We'll try to move past this and get to the exit interview, which should be mostly positive, right Jake?

If I had traded you midseason, would the team have done better or worse?

I think this fan on Facebook summed it up best.

Word, Facebook user. Owned, Ruben.

All my options are open for next year. Should I trade you, release you, or keep you?

Our bullpen put up an fWAR of 4.3 last year, fourth-best in the National League. In the second half, we were tops in the NL with 3.4 fWAR and the second-best FIP in the NL (2.77).

You obviously don't want to get rid of me. I'm one of the young arms you are going to build around.

Do you think you will be part of the next great Phillies team?
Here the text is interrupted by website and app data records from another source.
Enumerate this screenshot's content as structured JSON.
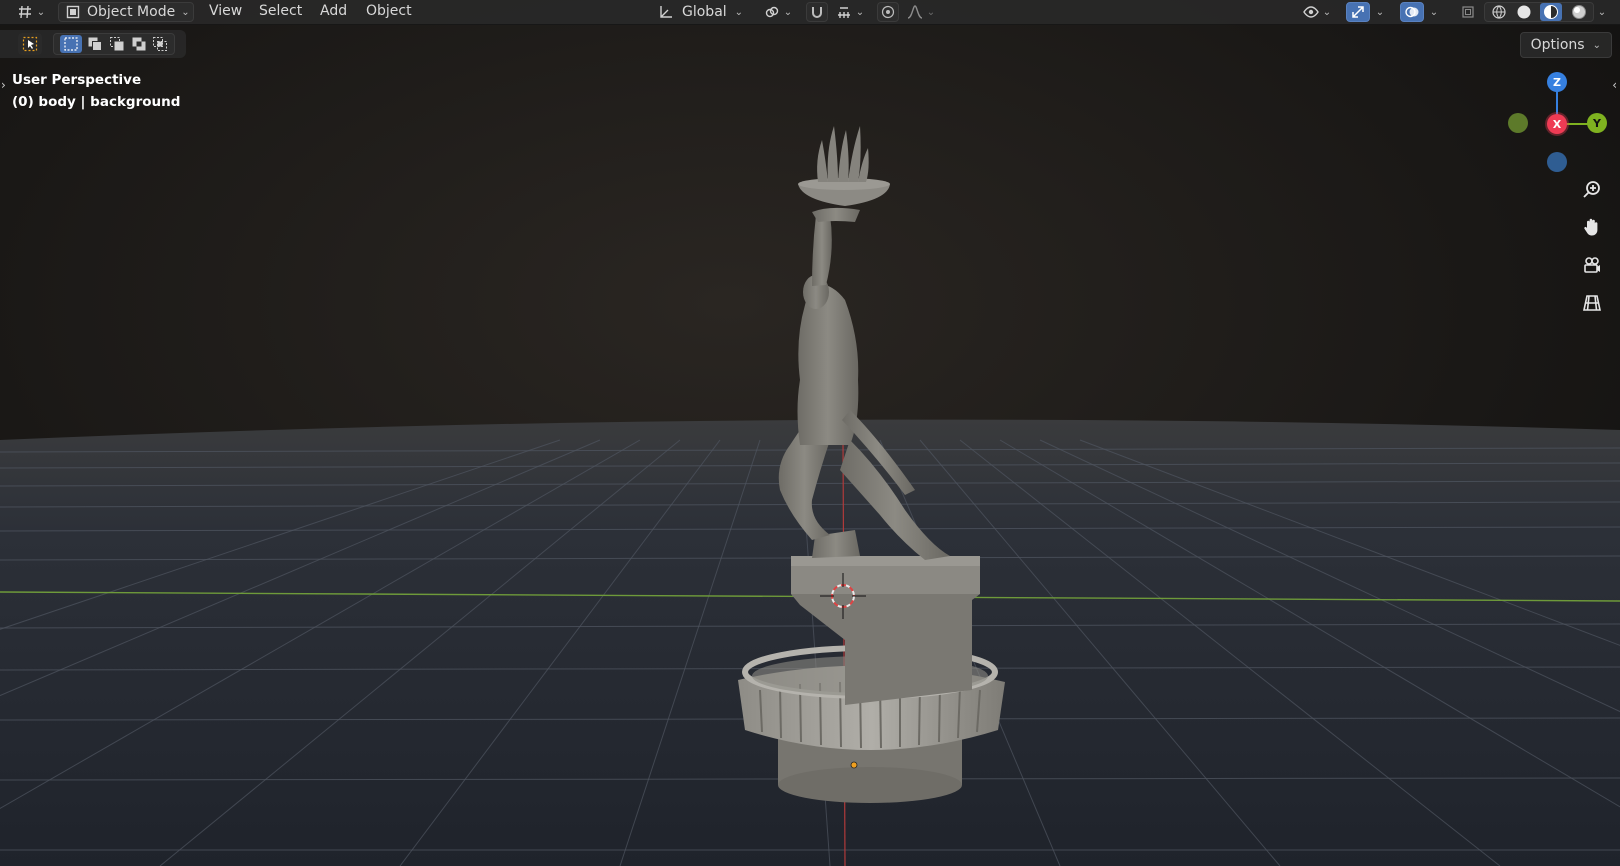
{
  "header": {
    "editor_type_icon": "viewport-grid-icon",
    "mode_label": "Object Mode",
    "menus": [
      "View",
      "Select",
      "Add",
      "Object"
    ],
    "orientation_label": "Global",
    "overlay_icons": [
      "visibility-eye-icon",
      "gizmo-arrow-icon",
      "overlays-icon",
      "xray-icon"
    ],
    "shading_icons": [
      "wireframe-shading-icon",
      "solid-shading-icon",
      "material-shading-icon",
      "rendered-shading-icon"
    ]
  },
  "toolrow": {
    "select_modes": [
      "select-new-icon",
      "select-extend-icon",
      "select-subtract-icon",
      "select-difference-icon",
      "select-intersect-icon"
    ]
  },
  "options_label": "Options",
  "viewport_info": {
    "view_name": "User Perspective",
    "object_info": "(0) body | background"
  },
  "gizmo": {
    "z_label": "Z",
    "x_label": "X",
    "y_label": "Y",
    "colors": {
      "x": "#ee3b54",
      "y": "#7fb220",
      "z": "#3680e0"
    }
  },
  "nav_tools": [
    "zoom-icon",
    "pan-hand-icon",
    "camera-view-icon",
    "orthographic-grid-icon"
  ]
}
It might surprise you to learn that I'll be 28 years old next year. I'll bet that's older than you thought. But if Pat Gillick's timetable is to be believed, I'll just be hitting my 30s by the time we get good again. So yeah, I think I'm gonna stick around for a while.

Overall, explain to me how your time with the Philadelphia Phillies has been the best time of your life.

This is my first crack at being a reliable bullpen arm, and I'm loving being a part of a crew fronted by our mentor, Jonathan Papelbon. I hope to be exactly like him some day.

He he he.

Plus, the fans who are still coming out to baseball games are awesome. Looking forward to getting them back in three years.

On a scale of 1-10, with 10 being the worst, how do you rate on the "it's my fault we're in this fraking mess and finished in last place" scale?

I don't think much of what happened this year was my fault, so I'll say a 2. I struggled a bit early in the year, especially against right-handers, and that cost us a game or two. But I really came on in the second half and became one of the integral parts of what is seen as the main strength of the team.

And, I'll get better against right-handers. I promise.